The Korean government will toughen probes into large firms infringing on the technologies of small and medium-sized enterprises, officials said Monday.
For this, the Ministry of SMEs and Startups announced it will move to revise regulations related to companies’ technology infringements to reinforce the investigative power.
Currently, authorities have to suspend an investigation on alleged technology infringement in certain cases, including when a business is temporarily closed or a lawsuit is filed between parties.
Under new regulations, the phrase “investigation is stopped” would be changed to “investigation can be stopped,” to allow the ministry to continue to investigate. The ministry cited past cases in which a company intentionally filed a lawsuit with the court to suspend a probe, and said the new rule will give the ministry greater discretion.
The revised laws will also make it difficult for large companies to reject on-site investigations related to technology infringement.
Currently, when a company refuses to be investigated, the ministry imposes a fine on the firm and suspends the probe for 60 days to await a response from the accused. In the future, the ministry will be able to continue the investigation even after the penalty is charged.
Since December 2018, more than 20 cases related to technology infringement have been reported to authorities, the ministry said. Two years ago, the SMEs Ministry implemented a revision of the Act on Support for Protection of Small and Medium Business Technology to be engaged in technology infringement cases directly.
Concerning technology violation cases, SMEs can report either SMEs or large companies to the ministry.
Of the around 20 reported cases, more than half were between SMEs and large companies while the other half were cases between SMEs. Investigations, however, were made mostly for cases between SMEs and large companies, the ministry said.
“The purpose of the administrative investigation is to resolve the unreasonable reality that small and medium-sized companies have to prove facts even though the perpetrator holds most of the evidence,” said Lee Dong-won, a chief at the ministry’s technology protection division, in a press briefing in March.

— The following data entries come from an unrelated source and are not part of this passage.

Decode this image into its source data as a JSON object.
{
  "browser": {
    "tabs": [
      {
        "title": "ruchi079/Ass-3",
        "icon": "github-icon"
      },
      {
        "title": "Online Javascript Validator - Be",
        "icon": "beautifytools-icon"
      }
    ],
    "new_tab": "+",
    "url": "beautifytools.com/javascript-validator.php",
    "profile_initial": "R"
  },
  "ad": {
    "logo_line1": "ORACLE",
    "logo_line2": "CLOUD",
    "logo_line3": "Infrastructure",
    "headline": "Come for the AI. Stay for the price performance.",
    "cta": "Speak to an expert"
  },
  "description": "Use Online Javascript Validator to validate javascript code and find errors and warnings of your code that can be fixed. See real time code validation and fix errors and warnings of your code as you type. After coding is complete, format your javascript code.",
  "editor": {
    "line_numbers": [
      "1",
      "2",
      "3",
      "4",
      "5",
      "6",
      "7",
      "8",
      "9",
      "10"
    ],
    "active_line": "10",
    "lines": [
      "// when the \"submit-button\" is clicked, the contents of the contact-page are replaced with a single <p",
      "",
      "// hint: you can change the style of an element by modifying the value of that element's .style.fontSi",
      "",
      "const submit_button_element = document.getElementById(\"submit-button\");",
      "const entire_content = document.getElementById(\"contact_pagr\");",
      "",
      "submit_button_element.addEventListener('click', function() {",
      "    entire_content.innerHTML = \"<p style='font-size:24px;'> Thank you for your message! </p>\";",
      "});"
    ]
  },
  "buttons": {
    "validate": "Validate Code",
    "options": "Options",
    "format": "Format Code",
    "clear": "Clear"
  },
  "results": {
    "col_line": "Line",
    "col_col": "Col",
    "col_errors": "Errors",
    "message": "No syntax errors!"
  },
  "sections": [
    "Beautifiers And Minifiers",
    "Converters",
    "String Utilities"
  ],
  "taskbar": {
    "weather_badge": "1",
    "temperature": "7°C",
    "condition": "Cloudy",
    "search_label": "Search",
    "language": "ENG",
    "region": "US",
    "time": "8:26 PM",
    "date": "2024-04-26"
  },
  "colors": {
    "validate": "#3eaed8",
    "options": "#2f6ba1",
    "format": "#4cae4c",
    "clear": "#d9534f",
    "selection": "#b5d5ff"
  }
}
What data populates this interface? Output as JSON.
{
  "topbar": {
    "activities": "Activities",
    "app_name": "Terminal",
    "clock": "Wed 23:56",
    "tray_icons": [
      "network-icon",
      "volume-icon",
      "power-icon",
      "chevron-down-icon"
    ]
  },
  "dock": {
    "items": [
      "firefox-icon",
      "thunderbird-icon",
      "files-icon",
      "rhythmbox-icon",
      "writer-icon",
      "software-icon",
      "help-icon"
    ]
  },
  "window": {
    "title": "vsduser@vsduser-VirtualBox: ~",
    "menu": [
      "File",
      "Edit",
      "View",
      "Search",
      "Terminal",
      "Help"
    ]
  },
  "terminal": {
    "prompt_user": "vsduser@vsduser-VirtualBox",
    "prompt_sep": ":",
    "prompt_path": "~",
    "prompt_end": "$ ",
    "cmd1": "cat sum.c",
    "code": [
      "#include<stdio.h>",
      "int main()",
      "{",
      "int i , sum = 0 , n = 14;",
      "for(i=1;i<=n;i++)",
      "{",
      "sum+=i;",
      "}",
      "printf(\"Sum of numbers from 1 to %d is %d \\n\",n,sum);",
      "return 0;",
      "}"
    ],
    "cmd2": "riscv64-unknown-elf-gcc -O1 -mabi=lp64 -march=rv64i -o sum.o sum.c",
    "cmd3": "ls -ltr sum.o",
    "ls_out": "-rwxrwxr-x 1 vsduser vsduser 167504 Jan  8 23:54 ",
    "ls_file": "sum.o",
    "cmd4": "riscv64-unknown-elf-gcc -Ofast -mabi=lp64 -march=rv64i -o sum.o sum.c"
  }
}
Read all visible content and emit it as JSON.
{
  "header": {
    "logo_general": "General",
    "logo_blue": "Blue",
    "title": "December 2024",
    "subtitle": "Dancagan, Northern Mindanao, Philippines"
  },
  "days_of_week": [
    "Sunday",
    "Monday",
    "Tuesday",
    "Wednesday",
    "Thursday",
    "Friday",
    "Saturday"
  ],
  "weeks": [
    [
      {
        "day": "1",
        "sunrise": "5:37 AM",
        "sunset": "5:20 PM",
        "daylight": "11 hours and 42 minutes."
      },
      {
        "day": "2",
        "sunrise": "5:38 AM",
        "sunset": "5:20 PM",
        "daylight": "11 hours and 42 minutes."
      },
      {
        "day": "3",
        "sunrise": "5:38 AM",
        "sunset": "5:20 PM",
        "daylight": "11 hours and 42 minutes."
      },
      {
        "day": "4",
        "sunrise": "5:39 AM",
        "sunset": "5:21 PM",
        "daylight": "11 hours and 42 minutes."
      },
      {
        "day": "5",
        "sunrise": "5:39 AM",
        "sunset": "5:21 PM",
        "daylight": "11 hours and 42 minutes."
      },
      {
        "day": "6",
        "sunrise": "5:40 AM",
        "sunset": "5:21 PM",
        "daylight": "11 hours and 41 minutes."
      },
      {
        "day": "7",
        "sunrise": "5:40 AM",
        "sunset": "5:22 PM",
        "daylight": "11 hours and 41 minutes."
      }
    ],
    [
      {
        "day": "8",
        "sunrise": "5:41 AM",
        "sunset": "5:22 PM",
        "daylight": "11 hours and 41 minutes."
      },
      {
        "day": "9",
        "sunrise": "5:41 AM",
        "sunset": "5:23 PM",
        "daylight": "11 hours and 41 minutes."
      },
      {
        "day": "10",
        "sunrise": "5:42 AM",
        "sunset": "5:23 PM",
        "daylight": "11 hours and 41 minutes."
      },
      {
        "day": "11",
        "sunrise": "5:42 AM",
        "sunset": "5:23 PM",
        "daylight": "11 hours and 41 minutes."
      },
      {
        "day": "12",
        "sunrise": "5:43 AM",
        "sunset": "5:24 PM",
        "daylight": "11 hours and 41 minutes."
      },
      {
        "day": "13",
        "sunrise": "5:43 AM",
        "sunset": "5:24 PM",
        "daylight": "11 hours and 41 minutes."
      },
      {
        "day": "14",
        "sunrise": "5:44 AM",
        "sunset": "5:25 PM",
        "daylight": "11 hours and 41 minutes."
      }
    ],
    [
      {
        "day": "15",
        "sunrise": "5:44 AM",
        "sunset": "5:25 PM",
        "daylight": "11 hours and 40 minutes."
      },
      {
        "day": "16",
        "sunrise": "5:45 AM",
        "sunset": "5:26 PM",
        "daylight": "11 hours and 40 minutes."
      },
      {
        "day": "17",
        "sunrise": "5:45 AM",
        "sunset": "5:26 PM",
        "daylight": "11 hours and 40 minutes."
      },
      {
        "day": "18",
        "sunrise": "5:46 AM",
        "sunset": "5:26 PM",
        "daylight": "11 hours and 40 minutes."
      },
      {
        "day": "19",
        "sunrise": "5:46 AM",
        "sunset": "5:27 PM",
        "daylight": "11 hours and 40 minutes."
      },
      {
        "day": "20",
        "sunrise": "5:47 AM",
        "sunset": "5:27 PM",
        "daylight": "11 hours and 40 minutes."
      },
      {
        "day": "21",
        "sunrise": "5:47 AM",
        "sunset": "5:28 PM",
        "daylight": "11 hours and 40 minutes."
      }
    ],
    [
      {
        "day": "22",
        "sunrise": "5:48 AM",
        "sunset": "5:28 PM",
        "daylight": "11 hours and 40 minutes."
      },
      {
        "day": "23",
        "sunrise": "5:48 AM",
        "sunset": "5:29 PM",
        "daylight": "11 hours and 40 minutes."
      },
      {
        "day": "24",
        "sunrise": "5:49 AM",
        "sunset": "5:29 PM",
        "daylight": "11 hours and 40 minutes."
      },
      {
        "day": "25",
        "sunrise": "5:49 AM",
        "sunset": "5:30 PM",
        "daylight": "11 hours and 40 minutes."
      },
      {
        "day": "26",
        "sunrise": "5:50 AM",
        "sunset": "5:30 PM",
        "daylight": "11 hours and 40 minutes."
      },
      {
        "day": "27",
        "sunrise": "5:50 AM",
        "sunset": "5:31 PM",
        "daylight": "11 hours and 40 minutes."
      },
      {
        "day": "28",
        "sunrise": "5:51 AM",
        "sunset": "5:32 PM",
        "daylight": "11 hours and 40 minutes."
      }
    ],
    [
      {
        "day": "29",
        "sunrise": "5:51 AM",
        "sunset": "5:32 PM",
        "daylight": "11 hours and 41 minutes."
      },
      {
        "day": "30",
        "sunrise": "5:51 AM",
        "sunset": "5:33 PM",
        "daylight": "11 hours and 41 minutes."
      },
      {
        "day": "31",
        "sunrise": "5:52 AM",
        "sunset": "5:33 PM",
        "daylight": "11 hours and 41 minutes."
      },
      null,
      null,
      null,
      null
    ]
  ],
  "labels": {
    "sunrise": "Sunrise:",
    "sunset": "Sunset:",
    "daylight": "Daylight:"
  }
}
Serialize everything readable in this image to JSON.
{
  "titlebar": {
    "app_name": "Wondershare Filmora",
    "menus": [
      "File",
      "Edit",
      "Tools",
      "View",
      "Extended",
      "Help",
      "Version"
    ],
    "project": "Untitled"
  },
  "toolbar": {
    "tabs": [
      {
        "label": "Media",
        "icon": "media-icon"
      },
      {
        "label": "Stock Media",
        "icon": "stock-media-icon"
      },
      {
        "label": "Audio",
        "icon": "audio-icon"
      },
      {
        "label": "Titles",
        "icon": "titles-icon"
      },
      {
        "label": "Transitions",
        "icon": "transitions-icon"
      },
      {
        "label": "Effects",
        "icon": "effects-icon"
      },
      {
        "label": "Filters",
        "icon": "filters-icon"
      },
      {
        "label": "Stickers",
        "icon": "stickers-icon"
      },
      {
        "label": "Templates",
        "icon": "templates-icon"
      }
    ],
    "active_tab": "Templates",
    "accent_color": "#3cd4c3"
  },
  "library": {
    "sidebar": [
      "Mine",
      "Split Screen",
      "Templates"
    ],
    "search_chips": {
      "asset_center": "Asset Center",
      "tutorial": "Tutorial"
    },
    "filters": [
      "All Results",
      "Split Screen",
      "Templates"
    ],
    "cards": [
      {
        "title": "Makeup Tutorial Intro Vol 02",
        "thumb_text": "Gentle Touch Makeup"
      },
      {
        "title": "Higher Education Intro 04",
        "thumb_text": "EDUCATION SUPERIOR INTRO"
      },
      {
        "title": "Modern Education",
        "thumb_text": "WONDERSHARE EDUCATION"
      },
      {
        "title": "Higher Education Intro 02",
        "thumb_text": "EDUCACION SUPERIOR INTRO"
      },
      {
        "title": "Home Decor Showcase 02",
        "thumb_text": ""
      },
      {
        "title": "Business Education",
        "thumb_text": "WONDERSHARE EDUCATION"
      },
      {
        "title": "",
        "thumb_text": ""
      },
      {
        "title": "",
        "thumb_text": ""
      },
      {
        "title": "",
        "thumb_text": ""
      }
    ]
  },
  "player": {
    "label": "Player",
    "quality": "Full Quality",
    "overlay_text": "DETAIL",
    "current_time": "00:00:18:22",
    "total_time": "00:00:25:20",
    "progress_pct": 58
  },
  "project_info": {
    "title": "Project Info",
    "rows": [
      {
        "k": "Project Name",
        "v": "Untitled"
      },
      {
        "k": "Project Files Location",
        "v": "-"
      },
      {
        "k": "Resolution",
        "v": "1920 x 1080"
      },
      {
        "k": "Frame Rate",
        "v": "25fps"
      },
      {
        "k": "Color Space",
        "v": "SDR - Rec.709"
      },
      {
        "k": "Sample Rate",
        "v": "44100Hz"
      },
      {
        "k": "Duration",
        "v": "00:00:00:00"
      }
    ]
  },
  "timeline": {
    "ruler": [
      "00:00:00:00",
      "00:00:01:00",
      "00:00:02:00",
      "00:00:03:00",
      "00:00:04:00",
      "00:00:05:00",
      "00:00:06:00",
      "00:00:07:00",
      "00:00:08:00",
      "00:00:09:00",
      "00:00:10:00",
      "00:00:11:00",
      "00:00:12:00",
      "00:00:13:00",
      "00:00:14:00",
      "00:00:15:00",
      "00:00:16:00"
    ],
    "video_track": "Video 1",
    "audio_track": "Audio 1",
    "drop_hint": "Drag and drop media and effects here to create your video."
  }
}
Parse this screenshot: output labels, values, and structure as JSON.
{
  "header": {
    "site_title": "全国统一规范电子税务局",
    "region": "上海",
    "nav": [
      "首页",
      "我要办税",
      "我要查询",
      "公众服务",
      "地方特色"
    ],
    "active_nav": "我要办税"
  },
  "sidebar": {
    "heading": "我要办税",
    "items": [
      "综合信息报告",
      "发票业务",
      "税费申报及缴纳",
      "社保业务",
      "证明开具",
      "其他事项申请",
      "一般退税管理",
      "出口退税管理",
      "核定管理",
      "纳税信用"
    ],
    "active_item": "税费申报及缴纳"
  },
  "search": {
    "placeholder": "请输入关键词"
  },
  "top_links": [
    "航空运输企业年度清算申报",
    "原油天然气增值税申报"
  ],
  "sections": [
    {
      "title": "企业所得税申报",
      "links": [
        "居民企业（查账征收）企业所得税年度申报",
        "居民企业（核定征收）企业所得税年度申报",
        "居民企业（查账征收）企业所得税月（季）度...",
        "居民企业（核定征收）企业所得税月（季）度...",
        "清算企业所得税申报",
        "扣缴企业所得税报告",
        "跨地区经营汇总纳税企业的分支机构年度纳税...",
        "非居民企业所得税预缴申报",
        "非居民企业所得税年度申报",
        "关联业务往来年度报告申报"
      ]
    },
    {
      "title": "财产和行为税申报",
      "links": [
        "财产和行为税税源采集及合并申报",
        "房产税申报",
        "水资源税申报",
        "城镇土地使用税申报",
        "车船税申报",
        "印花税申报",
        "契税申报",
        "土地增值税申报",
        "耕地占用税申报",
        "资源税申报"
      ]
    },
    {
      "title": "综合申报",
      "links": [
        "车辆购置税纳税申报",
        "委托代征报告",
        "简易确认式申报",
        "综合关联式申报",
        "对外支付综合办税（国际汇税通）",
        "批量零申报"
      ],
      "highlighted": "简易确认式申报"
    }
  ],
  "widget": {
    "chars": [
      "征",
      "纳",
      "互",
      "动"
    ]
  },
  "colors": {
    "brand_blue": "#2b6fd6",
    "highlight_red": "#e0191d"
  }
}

“The ministry will develop the system to help small and medium-sized enterprises having difficulty in proving their technologies despite infringement.”
By Shin Ji-hye (firstname.lastname@example.org)